PROBLEM TO WORK ON => Look through the entries for the string "scale" and copy every line where it shows up.

DATASET ENTRIES =>
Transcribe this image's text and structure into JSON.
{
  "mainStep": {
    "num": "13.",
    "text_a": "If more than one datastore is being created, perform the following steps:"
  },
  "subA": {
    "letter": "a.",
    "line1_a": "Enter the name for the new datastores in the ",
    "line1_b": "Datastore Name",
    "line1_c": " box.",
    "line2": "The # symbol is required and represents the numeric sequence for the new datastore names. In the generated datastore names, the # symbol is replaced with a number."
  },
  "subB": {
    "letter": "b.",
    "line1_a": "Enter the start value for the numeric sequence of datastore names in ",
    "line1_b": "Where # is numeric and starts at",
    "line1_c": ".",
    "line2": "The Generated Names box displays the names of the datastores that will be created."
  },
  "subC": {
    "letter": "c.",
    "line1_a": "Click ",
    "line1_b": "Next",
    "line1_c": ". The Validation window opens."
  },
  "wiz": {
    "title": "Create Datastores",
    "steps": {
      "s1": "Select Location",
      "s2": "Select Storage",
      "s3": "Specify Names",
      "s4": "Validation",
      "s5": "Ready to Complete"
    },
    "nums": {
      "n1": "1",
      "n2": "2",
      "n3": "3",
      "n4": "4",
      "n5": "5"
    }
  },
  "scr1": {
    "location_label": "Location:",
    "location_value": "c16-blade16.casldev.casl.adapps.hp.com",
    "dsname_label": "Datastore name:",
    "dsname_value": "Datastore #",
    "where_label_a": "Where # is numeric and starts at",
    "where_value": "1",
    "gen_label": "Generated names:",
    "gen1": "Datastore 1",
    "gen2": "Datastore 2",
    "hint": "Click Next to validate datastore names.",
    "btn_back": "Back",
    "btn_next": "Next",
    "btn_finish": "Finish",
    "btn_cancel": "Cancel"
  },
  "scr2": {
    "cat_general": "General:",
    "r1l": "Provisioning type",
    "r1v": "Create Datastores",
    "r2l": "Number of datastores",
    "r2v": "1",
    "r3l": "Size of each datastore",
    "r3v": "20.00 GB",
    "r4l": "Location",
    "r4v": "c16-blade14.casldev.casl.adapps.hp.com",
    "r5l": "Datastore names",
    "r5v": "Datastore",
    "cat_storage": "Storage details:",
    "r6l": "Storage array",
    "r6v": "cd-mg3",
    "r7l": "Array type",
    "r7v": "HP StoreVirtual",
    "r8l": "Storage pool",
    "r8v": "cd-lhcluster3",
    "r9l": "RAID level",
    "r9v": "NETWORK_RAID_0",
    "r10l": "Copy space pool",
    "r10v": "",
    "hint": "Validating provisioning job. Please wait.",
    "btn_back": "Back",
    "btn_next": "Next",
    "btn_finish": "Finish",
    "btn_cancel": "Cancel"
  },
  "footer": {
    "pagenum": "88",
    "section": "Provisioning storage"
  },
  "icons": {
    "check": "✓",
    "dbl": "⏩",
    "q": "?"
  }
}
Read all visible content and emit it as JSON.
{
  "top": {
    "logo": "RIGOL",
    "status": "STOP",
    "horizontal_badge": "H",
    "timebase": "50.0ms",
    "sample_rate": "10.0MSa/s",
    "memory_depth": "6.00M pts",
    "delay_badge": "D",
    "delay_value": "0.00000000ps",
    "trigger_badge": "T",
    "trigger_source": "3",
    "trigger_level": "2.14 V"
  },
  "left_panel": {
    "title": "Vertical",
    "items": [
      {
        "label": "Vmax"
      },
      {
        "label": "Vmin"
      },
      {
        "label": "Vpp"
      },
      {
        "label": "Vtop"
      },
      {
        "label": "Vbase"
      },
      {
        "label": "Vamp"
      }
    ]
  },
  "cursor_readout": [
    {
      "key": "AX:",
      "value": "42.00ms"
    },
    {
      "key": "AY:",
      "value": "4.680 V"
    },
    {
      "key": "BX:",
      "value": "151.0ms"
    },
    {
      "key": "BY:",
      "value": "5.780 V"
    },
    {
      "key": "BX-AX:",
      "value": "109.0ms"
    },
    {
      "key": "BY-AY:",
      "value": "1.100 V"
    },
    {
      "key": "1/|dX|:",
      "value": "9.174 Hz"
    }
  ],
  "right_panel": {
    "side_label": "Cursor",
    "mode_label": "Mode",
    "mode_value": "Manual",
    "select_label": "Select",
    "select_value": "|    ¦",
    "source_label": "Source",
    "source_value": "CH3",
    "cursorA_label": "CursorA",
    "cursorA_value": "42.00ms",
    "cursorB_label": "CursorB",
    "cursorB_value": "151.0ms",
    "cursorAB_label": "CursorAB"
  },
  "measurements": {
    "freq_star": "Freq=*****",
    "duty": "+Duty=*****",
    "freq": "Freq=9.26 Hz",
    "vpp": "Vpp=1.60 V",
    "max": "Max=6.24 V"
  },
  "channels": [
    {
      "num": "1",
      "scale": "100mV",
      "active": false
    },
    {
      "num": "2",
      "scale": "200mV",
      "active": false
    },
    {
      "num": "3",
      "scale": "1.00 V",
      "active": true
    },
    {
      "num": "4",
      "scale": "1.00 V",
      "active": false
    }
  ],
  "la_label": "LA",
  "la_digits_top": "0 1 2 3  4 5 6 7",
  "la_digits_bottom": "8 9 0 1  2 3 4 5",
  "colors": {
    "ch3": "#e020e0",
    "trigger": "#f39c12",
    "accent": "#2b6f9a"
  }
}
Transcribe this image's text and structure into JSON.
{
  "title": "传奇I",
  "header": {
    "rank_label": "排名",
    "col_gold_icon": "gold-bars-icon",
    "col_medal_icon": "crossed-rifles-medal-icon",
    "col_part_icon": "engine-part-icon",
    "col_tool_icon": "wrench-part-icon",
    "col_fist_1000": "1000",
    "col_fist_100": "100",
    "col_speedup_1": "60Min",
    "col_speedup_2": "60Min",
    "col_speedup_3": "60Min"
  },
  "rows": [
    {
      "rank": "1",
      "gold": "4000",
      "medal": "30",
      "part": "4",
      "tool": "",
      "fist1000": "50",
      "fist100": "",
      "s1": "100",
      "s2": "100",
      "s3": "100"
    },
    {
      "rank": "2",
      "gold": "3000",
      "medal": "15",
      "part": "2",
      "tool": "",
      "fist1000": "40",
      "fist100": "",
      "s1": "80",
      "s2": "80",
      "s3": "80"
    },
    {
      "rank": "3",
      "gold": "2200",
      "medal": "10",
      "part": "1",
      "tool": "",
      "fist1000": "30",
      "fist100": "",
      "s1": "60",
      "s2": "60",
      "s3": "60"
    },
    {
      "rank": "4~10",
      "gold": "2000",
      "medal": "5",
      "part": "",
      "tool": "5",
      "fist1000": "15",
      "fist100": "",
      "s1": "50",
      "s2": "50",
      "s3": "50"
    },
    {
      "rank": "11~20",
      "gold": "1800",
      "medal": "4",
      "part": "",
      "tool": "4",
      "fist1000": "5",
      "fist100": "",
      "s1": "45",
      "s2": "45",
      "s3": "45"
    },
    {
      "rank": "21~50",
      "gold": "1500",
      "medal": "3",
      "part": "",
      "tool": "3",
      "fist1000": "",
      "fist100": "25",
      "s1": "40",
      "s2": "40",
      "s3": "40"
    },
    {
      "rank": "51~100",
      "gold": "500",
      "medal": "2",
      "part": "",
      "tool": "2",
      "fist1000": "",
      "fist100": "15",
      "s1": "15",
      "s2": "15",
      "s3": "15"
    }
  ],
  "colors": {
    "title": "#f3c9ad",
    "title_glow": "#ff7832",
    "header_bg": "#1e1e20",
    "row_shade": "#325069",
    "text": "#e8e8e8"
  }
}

EXERCISE RESPONSE =>
      "scale": "100mV",
      "scale": "200mV",
      "scale": "1.00 V",
      "scale": "1.00 V",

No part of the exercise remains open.